Imagine, being a farmer, if I (as a private citizen) come to your farm land and impose an order that states that you shall only sell your farm produce to me and to me only - that would be considered a criminal act. In fact that would be considered slavery. Yet this is exactly what APMCs do, on behalf of the state, and get away with it. APMCs have turned the farmers of this country into slaves.
Let us look at the ‘official’ intent of APMCs: to facilitate farmers to sell their produce and get reasonable prices. Yet its clauses that force farmers to sell only through APMCs do the reverse. How is it exploiting the farmer if another private citizen offers higher profit margin than what the farmer gets through APMCs? How is stopping this trade beneficial to the farmer? It can’t be. We must conclude that APMCs are not a mechanism for collective bargaining for farmers (as it tries to proclaim) but a mechanism of price control and exploitation. Yet it is surprising how we have allowed the state to get away with this narrative and accepted that APMCs are required to protect the farmers, when the farmers themselves are against it.
Exploitative bodies like APMCs have both short term and long term destructive effects.
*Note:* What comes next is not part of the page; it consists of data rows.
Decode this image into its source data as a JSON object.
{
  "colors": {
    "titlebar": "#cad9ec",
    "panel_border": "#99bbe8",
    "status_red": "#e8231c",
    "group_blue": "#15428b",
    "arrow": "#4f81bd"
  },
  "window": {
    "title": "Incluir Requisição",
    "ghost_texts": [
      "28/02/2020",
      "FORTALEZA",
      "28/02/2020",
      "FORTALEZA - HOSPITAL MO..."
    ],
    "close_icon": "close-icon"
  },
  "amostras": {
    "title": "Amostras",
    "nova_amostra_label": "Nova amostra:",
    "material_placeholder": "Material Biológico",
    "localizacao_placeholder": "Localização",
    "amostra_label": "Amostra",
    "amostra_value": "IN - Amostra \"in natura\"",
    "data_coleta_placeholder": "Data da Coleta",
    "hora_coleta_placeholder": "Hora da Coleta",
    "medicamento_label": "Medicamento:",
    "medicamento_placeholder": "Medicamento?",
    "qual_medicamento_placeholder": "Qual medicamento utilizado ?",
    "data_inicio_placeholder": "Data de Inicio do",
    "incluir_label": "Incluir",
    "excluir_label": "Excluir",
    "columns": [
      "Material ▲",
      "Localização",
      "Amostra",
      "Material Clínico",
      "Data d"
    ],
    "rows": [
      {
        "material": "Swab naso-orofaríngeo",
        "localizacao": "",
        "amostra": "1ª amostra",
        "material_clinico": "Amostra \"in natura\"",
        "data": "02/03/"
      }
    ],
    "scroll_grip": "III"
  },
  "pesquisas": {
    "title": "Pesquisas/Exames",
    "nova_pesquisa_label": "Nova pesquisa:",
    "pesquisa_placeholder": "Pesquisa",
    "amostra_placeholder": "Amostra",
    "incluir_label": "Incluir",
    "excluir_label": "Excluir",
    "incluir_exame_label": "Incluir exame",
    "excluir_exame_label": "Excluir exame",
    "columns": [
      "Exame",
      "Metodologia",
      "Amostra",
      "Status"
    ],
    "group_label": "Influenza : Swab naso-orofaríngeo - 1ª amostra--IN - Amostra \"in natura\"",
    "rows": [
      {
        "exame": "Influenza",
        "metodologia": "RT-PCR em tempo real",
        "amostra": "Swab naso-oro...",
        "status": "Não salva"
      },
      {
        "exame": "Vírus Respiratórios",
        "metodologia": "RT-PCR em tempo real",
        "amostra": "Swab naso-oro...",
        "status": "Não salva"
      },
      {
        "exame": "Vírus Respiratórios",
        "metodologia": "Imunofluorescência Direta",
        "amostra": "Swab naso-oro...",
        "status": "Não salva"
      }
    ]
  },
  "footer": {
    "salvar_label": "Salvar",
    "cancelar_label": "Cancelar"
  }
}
Short term effect is of course the loss of profit for a farmer. Long term effects are interesting:
- With farming no longer being a ‘for profit’ venture, the farming activity tends to decline. The artificially low prices of farm produce are ‘signalling’ the farmers that his labour is needed elsewhere and that country is surplus in food, when its not. These false signals force farmers to leave farming and come to urban areas for jobs.
- Farmer now has to decide what to do with its land. Here too we find the claws of the state interfering in his development. With artificially increased cost of setting up workplaces and industries in the form of licenses and fees, farmers become more eager to sell their land at a low price to an industrialist who can afford these licenses. Due to ‘land use’ laws and ‘land acquisition’ laws (which just like the APMCs control the price and buyer of land) the price the farmer receives for the land is too low.
- Due to these restrictions mentioned, many farmers continue to live in slavery and earn bare minimum to sustain themselves. These laws make it hard to farm, hard to use their land of other purposes and hard to sell their land for a fair price.
- With monopolies given to chosen traders, they will not be subjected to market competition. These traders can therefore hoard food because it would be more profitable to do so.
And then we wonder why there are so many farmer suicides. APMCs are mafia organizations set up with dual motive of price control (by the state) and guaranteed profits (by the traders foreign and local).
APMCs must be abolished, not amended, not subjected to FDI (foreign exploiters are hardly better than domestic) and certainly not ‘democratized’. APMCs cause harm even without the expected corruption in the government departments. We should let the farmer sell his produce to whomever he wants and at whatever price he wants. Without profit motive the produce will drop and ultimately the consumers sitting in urban areas will start to feel the effect when the government can no longer subsidise food and the ‘Right to Food’ law won't be worth the paper it was written on. In India many people go hungry, why should farmers not be in demand?